[jimmayhugh] is a homebrewer and has multiple fermentation chambers and storage coolers scattered around his home. Lucky him. Nevertheless, multiple ways of making and storing beer requires some way to tell the temperature of his coolers and fermenters. There aren’t many temperature controllers that will monitor more than two digital thermometers or thermocouples, so he came up with his own.
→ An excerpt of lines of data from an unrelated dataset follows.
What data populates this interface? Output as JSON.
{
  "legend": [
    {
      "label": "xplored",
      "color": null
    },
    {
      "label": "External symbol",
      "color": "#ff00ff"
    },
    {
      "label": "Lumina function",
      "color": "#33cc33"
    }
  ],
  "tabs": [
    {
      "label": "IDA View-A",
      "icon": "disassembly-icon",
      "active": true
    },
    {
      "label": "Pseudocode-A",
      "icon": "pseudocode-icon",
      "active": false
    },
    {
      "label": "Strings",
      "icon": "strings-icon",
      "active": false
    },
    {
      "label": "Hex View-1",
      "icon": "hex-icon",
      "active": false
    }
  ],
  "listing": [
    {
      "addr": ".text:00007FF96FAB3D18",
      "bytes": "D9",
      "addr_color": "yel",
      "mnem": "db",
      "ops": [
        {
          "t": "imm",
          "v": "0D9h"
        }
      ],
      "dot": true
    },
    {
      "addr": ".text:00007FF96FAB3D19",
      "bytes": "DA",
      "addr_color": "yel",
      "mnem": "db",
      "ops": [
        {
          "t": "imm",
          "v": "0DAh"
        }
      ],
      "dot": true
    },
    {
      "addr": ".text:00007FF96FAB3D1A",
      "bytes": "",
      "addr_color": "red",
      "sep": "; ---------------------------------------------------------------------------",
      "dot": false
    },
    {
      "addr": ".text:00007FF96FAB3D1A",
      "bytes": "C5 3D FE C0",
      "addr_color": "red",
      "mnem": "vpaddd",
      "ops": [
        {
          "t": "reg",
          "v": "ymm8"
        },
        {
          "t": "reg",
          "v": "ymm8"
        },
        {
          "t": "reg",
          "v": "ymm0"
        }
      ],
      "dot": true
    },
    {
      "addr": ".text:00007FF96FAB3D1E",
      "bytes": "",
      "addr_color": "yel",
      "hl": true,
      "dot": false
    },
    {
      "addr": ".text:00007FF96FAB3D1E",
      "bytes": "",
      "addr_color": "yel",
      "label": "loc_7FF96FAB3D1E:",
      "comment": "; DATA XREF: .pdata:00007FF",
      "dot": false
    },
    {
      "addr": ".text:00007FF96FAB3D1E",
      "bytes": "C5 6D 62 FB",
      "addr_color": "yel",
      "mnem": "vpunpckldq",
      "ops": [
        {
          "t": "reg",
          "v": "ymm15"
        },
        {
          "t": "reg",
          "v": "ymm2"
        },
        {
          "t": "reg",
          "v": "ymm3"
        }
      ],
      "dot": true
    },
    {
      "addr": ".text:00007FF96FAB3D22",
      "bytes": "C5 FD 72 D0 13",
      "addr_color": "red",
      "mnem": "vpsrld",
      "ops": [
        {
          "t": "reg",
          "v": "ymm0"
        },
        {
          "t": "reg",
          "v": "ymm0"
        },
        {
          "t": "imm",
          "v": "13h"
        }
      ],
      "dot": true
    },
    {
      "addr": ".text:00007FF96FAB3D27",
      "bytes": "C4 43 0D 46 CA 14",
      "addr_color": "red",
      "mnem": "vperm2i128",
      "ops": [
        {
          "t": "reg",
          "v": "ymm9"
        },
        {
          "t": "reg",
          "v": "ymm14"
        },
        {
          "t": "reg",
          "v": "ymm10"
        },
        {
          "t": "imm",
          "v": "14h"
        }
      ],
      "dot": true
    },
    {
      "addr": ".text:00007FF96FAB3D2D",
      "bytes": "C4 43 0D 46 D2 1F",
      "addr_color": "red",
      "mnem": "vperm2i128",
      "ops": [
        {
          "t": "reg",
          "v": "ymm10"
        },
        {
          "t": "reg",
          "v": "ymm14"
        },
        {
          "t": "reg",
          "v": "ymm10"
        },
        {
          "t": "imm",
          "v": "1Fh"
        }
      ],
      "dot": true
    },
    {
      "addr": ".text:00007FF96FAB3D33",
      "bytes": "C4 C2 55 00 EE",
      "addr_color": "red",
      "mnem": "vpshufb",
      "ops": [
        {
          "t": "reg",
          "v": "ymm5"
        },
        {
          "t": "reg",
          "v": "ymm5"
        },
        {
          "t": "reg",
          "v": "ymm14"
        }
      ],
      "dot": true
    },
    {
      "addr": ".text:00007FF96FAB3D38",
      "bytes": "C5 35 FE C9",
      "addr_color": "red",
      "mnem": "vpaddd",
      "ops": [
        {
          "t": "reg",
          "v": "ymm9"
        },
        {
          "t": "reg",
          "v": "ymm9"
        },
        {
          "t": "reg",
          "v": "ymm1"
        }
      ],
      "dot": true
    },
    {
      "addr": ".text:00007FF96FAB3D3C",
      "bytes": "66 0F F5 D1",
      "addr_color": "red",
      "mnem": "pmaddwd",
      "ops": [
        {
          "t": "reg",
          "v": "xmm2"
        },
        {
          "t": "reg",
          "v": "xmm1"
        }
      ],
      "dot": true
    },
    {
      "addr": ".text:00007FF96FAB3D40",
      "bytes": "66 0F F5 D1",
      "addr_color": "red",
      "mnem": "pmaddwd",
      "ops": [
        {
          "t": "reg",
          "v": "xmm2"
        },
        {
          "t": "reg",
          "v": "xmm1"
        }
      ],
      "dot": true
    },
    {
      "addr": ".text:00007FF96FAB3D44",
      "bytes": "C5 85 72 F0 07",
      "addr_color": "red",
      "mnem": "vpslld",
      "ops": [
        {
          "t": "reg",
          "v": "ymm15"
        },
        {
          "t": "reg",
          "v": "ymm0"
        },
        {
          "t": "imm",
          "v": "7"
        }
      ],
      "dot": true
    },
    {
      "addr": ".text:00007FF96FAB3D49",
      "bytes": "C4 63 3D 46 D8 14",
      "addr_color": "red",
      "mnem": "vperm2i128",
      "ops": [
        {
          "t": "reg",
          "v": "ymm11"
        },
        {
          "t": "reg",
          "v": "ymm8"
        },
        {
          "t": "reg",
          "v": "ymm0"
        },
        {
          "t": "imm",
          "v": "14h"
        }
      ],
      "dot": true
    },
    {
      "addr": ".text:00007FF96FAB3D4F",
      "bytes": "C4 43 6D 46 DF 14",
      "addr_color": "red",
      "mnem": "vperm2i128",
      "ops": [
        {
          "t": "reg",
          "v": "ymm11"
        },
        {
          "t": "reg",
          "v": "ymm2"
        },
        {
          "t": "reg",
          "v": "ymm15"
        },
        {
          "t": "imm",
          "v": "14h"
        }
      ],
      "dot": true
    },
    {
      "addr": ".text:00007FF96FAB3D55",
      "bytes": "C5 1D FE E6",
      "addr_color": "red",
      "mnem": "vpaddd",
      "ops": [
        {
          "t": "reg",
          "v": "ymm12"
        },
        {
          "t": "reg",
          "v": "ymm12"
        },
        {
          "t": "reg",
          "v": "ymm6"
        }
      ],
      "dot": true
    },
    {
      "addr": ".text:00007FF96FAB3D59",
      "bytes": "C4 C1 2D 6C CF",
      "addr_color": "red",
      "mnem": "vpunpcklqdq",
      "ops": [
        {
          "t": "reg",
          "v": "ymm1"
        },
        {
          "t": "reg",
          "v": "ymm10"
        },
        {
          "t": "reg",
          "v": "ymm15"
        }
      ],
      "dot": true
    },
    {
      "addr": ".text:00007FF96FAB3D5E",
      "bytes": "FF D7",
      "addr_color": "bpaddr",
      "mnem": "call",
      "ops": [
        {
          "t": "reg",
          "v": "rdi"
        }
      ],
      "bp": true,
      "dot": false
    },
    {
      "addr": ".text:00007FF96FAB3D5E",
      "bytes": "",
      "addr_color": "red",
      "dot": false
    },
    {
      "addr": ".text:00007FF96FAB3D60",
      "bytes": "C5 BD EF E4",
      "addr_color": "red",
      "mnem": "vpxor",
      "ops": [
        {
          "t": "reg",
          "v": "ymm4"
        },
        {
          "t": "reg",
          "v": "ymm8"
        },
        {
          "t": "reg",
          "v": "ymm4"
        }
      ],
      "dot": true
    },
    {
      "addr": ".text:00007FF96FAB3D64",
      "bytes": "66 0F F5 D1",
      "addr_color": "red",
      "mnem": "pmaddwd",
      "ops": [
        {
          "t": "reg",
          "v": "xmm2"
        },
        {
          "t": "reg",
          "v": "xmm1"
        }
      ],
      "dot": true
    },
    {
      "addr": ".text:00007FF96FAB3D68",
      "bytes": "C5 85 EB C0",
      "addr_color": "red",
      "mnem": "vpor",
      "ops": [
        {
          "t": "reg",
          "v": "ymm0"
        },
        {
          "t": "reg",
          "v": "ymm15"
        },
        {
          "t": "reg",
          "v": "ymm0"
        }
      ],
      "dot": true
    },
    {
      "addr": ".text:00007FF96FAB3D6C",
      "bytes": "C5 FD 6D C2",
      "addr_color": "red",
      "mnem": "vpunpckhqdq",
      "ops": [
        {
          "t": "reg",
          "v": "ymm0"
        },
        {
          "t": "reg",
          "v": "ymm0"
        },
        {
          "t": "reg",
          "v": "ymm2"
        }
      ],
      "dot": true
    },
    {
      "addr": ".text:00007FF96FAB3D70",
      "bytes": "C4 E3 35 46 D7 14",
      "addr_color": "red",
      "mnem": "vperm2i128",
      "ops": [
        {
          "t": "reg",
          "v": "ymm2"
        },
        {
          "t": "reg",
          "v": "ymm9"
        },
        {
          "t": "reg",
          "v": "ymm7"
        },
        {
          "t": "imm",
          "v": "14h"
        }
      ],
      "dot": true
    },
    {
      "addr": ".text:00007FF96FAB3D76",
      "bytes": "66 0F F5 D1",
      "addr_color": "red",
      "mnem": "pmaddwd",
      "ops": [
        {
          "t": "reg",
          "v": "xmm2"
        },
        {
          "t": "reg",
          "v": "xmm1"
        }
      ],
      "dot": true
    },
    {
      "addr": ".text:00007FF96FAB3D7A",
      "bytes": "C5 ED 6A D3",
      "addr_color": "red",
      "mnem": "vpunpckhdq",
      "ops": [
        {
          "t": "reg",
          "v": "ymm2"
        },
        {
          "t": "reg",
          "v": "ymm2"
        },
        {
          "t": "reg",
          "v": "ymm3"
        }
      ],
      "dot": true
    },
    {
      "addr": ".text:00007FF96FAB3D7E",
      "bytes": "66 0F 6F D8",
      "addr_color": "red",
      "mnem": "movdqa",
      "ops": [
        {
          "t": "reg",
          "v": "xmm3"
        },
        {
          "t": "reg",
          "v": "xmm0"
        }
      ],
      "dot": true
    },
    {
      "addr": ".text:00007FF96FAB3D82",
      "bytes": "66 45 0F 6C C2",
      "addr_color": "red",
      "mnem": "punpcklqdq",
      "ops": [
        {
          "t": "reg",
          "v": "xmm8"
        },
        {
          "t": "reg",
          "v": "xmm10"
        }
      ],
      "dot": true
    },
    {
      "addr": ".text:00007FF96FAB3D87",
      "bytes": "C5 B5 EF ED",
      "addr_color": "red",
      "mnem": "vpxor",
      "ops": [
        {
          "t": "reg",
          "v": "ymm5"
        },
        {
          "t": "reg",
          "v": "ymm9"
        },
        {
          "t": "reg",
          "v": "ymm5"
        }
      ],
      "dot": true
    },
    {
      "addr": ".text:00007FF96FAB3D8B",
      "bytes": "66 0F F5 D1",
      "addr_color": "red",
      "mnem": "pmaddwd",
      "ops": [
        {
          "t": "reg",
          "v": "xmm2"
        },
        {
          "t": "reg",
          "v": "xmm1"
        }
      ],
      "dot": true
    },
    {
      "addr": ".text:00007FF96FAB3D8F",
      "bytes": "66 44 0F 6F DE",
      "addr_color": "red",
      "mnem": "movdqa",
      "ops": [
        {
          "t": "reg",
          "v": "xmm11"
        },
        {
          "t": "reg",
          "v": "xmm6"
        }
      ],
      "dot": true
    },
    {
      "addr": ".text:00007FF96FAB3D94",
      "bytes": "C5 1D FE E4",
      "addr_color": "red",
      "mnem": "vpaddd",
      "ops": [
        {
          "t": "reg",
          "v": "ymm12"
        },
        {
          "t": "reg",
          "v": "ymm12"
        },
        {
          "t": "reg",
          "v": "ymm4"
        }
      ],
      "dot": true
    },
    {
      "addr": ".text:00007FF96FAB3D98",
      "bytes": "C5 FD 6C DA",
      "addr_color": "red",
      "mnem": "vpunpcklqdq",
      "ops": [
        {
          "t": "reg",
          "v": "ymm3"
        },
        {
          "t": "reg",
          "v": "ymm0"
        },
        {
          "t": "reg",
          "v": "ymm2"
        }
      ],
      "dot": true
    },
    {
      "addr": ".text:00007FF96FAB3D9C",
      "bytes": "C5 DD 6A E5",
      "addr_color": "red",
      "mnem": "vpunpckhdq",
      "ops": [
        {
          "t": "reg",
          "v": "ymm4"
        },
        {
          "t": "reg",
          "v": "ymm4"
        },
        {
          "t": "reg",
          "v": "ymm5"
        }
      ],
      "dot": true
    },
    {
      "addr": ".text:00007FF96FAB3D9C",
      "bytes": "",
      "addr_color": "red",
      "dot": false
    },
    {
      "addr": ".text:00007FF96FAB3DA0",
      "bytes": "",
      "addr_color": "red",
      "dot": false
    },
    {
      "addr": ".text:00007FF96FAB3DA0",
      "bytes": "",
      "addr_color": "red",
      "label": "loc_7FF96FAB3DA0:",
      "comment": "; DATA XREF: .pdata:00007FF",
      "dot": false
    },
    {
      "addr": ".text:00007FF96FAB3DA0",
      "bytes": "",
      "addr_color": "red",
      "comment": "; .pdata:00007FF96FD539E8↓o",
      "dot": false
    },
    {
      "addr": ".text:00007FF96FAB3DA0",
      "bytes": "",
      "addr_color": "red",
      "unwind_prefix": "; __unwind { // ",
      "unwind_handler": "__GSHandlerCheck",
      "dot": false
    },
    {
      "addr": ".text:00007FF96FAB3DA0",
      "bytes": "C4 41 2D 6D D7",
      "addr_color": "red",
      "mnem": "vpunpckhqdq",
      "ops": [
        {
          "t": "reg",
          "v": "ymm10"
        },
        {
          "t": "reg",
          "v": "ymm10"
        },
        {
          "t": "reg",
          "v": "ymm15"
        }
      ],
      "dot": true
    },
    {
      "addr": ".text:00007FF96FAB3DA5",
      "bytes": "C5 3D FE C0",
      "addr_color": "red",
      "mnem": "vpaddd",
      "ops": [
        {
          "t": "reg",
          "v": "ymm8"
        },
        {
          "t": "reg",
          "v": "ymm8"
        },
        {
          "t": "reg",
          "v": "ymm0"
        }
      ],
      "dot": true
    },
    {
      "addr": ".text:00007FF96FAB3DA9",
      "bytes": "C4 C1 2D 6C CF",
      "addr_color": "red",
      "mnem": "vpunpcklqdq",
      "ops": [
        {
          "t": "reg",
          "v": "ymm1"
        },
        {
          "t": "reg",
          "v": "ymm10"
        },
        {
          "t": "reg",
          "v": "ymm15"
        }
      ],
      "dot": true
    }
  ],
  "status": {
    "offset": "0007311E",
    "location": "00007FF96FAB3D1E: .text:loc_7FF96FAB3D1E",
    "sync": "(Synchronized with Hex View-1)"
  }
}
It’s called TeensyNet, and it’s able to monitor and control up to 36 1-wire devices and ties everything into his home network.
Everything in this system uses the 1-Wire protocol, a bus designed by Dallas Semiconductor that can connect devices with only two wires; data and ground. (To be a fly on the wall during that marketing meeting…) [jimmay] is using temperature sensors, digital switches, thermocouples, and even a graphic LCD with his 1-wire system, with everything controlled by a Teensy 3.1 and Ethernet module to push everything up to his network.
With everything connected to the network, [jimmay] can get on his personal TeensyNet webpage and check out the status of all the devices connected to any of his network controllers. This is something the engineers at Dallas probably never dreamed of, and it’s an interesting look at what the future of Home Automation will be, if not for a network connected relay.
Solar panels are a great, sustainable addition to your home’s energy scheme. They’re bound to get dirty, but they can’t withstand harsh chemicals and still be effective. While there are companies that will come out and clean your installation a few times a year, the service is a recurring cost that adds up quickly. With Scrobby, his entry into The Hackaday Prize, [Stefan] sought to build a highly affordable and sustainable solution that, after installation, requires no dangerous trips back up to the roof.
Scrobby is solar-powered and cleans using rainwater. The user can set and alter the cleaning schedule over Bluetooth from their phone. [Stefan]’s prototype was built around a Teensy 3.0, but he will ultimately use custom boards based on the Freescale KL26. In addition to the Bluetooth module, there are six ultrasonic sensors, rain and temperature sensors, and motor-driven spools for tethered movement.
Make the jump to see Scrobby get his prototype bristles installed and show off his abilities in [Stefan]’s demo video. To register for updates, check out Scrobby’s website. If you hurry, you can donate to Scrobby’s Kickstarter campaign. The question is, who will clean Scrobby’s solar panels?
This project is an official entry to The Hackaday Prize that sadly didn’t make the quarterfinal selection. It’s still a great project, and worthy of a Hackaday post on its own.
Continue reading “Scrobby’s on Your Roof, Cleaning Your Solar Panels”